The rules of a round fashion business are properly established, however have just lately been popularised by worldwide non-profits just like the Ellen MacArthur Foundation, which produces vital analysis and studies on circularity in fashion. According to the inspiration, a round fashion business is one the place garments are designed to be recyclable and sturdy, to allow them to be worn extra and repaired, and shared and resold till their finish of life, after they are collected to be recycled or returned to the earth.

McCallion and Boulton drew on the work of the inspiration to write their report on a round t-shirt. “We should be looking to retrofit great examples from overseas to the Australian context and working together to advance the agenda as fast as possible,” says McCallion. “We aren’t reinventing the wheel.”

They say there may be proof abroad that circularity works when you might have business collaboration alongside laws and coverage change.

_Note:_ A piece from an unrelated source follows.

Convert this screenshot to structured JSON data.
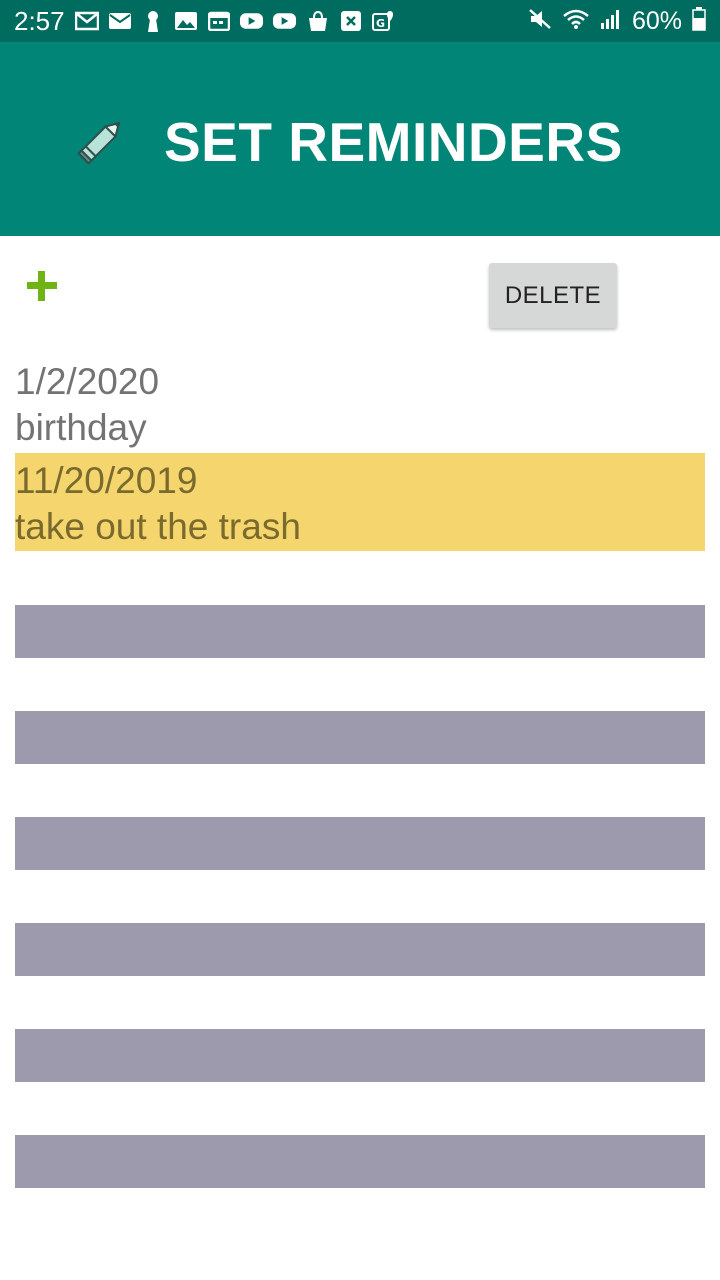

Boulton says: “We are five to 10 years behind what’s been going on in the EU, France, the Netherlands, Germany. They’re currently having these debates on labelling and banning textile waste … that’s what we should be doing. It’s silly to focus on locally made products, it’s such a tiny part. We need to go further than product stewardship and we need government regulation to look at what is coming in and stop the bad stuff.”

The European Union is at the moment engaged on laws to handle and management textile waste. From 2023 all garments and footwear bought within the EU may have colour-coded labels informing prospects of the product’s environmental influence. Under the European Commission’s waste framework directive, member states may have to arrange separate collections for textiles by 2025. Payne says whether or not or not this mannequin is adopted will likely be decided by “conversations with councils as well as with state governments and the like. It might be part of it but it’s something that will have to be determined in the group.”

(*10*)
BlockTexx founders Graham Ross and Adrian Jones show their cloth recycling course of. Photograph: Supplied

Adrian Jones is the co-founder of BlockTexx, a know-how firm constructing Australia’s first giant scale textile recycling facility in Logan, Queensland. He additionally believes the federal government wants to set a legislative framework, as a result of below voluntary codes companies don’t change.

“We’ve only seen significant change in France, the Netherlands and Denmark because governments have said we are moving towards an export ban, or a producer pay scheme or a consumer pay scheme, or a combination of all of the above. Then we’ve seen significant growth of onshore chemical recycling.”

The BlockTexx plant makes use of chemical recycling know-how, which is most popular over mechanical because it produces the next high quality materials that may be recycled once more. In three years the plant must be processing 10,000 tonnes of textile waste yearly. Jones says: “If you’re going to solve the problem of textile waste, you have to do it at volume, you can’t be artisanal.”

He says the infrastructure required for large-scale recycling would value “tens of millions of dollars” nevertheless it doesn’t all want to come from authorities. To fund their new plant, BlockTexx raised $5.5m: $1m from the federal authorities, $1m from the Queensland authorities and $3.5m from personal funding.

Even so, he’s glad the $1m grant has been awarded to the fashion council. “I just hope it’s well spent and doesn’t produce a whole lot of research that says ‘wouldn’t it be good if we did something about textile waste?’ We kind of know that.”



Read Original Content Here

Scroll to Top